The Sandyford Sexual Health Clinic, part of NHS Greater Glasgow and Clyde, is the only gender service for children and young people and has seen referrals rise significantly in recent years.
However, it has said it will not be reviewing its services for children after the successful legal challenge of Keira Bell against the Tavistock and Portman NHS trust in London.
Ms Bell, a 23-year-old woman, began taking puberty blockers when she was 16, before moving on to cross-hormone drugs including testosterone and ultimately surgery, before she detransitioned.
An unnamed mother of a 15-year-old autistic girl who is on the waiting list for treatment was also involved in the case against the clinic.
Ms Bell claimed she was not able to give proper consent to the treatment at such a young age and was not offered any psychological help by the clinic before being put on a drug regime.
On Tuesday the High Court in London ruled that children under the age of 16 considering gender reassignment are unlikely to be mature enough to give informed consent to be prescribed puberty blocking medication.
In a 19-page decision, the judges also ruled that even in cases involving teenagers under 18, doctors may need to consult the courts for authorisation for medical intervention.
As a result of the judgement the Tavistock clinic immediately suspended new referrals for puberty blockers and cross-sex hormones for under-16s, and launched a wider review on the future of gender identity services.
The Tavistock deals with cases referred to it from across England and Wales.
Until 2011, puberty blockers were only available at its Gender Identity Development Service for those aged 16 or older. Last year of 161 children referred, three were aged ten or 11 and 95 under the age of 16.
At Sandyford it was revealed last year that referrals of children aged between four and ten rose by more than 80 per cent on the previous year, while across all age categories the number rose to 298 in 2018. The waiting time to see a specialist, which was 18 months last September, now stretches to two years.
However, the ruling in England will not affect the Sandyford clinic.
A spokesperson for NHS Glasgow and Greater Clyde said: “The service is staffed by a multi-disciplinary team offering assessment and diagnosis of gender dysphoria.
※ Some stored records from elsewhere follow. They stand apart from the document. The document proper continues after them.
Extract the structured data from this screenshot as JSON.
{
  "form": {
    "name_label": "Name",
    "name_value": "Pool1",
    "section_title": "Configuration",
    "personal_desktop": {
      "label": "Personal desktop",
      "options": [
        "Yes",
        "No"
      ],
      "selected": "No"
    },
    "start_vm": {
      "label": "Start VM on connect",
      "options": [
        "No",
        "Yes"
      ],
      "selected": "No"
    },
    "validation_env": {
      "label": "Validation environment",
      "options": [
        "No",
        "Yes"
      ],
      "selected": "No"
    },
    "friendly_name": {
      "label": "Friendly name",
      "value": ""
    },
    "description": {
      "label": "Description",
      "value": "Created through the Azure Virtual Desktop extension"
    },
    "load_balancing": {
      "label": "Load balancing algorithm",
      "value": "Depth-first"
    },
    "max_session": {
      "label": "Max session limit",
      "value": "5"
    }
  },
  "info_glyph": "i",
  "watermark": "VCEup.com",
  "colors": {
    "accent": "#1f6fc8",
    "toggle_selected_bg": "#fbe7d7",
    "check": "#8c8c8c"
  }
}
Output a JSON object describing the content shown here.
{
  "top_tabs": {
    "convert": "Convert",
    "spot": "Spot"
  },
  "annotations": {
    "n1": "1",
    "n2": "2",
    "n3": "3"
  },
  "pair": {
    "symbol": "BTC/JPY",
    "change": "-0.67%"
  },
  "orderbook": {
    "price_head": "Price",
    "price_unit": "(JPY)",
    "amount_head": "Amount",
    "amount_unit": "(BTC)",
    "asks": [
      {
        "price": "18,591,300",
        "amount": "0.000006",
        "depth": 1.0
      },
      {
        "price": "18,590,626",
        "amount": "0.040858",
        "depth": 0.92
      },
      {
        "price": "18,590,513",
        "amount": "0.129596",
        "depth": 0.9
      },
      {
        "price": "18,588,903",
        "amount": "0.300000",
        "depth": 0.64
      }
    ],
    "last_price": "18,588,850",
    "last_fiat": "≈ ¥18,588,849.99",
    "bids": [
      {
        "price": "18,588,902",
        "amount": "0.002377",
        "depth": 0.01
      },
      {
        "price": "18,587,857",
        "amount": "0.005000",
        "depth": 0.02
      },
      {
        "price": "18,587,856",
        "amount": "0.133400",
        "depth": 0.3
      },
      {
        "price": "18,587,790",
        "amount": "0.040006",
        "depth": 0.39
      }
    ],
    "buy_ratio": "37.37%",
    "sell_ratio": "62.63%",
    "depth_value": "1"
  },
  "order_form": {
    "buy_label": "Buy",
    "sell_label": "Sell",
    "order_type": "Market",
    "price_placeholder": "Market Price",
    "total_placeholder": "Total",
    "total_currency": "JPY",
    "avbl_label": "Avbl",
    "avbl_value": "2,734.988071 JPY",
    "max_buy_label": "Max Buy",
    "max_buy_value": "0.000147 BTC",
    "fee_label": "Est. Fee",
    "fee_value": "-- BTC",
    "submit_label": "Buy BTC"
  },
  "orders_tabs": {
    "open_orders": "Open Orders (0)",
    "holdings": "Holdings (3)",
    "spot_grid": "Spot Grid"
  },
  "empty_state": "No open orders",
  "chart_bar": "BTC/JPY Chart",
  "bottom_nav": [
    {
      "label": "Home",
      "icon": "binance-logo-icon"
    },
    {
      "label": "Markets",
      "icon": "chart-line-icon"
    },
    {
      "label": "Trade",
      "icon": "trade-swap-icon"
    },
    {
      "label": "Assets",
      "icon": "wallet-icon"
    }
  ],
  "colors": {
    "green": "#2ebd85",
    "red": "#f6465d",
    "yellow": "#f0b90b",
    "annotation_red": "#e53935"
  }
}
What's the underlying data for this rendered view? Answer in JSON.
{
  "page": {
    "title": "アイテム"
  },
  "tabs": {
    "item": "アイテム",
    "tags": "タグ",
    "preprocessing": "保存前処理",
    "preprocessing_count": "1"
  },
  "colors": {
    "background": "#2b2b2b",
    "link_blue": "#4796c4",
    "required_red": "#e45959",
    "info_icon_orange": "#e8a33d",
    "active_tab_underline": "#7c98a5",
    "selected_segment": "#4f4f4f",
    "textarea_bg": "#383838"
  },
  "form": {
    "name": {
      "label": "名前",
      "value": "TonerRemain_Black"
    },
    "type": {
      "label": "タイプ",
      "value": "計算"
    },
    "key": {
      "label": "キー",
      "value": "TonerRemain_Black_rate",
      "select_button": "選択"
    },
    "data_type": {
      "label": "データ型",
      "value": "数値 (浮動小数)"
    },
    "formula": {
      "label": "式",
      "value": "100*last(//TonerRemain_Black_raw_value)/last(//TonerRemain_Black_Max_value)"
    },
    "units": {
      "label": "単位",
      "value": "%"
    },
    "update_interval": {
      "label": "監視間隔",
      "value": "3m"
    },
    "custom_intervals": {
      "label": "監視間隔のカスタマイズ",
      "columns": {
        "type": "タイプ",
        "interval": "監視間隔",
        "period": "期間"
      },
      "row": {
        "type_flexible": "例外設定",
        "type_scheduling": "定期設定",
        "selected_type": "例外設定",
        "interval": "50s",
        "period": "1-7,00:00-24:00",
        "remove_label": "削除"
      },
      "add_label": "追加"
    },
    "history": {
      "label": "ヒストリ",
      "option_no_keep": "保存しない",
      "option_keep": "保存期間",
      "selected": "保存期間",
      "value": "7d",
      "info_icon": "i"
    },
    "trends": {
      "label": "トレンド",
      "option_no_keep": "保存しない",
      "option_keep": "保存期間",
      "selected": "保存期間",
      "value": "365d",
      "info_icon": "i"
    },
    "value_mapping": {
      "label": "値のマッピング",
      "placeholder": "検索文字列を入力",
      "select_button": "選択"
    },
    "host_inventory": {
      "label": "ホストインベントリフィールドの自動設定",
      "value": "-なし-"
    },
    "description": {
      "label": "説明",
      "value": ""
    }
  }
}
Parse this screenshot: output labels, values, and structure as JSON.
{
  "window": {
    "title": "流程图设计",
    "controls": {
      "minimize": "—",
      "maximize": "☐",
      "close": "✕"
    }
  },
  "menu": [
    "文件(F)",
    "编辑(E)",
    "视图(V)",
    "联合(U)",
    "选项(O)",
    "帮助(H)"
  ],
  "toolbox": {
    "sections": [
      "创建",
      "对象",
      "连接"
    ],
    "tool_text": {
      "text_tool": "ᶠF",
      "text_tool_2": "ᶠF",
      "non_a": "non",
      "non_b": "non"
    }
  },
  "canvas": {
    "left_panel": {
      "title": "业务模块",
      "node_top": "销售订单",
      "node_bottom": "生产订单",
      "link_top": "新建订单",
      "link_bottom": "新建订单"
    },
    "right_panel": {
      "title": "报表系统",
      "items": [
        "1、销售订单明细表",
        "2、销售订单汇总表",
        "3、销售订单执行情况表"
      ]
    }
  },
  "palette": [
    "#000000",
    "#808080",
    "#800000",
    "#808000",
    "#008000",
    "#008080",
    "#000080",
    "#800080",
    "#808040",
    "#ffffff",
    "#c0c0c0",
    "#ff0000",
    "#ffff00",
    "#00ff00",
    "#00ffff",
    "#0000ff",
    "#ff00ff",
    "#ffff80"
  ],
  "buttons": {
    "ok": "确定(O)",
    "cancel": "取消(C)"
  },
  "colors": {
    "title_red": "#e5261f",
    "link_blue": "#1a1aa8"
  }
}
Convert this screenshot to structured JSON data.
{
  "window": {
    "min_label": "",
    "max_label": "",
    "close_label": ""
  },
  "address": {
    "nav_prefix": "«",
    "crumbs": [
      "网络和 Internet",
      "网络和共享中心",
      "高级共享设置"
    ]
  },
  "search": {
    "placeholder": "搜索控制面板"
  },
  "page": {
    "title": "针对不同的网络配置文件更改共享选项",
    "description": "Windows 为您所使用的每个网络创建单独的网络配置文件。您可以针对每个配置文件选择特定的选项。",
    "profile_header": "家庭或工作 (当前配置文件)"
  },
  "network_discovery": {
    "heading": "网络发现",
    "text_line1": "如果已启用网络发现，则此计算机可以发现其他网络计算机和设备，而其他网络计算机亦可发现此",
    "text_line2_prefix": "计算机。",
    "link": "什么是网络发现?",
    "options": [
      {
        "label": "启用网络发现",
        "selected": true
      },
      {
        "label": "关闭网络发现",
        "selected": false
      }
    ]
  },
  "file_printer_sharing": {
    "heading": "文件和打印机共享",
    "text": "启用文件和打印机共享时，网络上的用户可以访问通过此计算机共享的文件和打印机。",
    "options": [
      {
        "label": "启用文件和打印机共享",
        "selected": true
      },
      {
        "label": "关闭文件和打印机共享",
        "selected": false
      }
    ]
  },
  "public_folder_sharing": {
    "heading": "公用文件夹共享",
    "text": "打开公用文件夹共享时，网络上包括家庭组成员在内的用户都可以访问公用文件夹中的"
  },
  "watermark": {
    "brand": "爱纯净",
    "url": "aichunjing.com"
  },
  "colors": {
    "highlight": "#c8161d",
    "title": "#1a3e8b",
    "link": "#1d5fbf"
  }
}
The service works closely with colleagues in paediatric endocrinology services and will refer patients if it is indicated as part of the patient’s care plan and following a full assessment.
“Young people are considered for puberty blockers following a thorough psychological and endocrine assessment as per Scottish clinical guidelines. Anyone who commences puberty blockers continues to receive regular psychological review and support appointments.
“We do not accept referrals from patients in England.”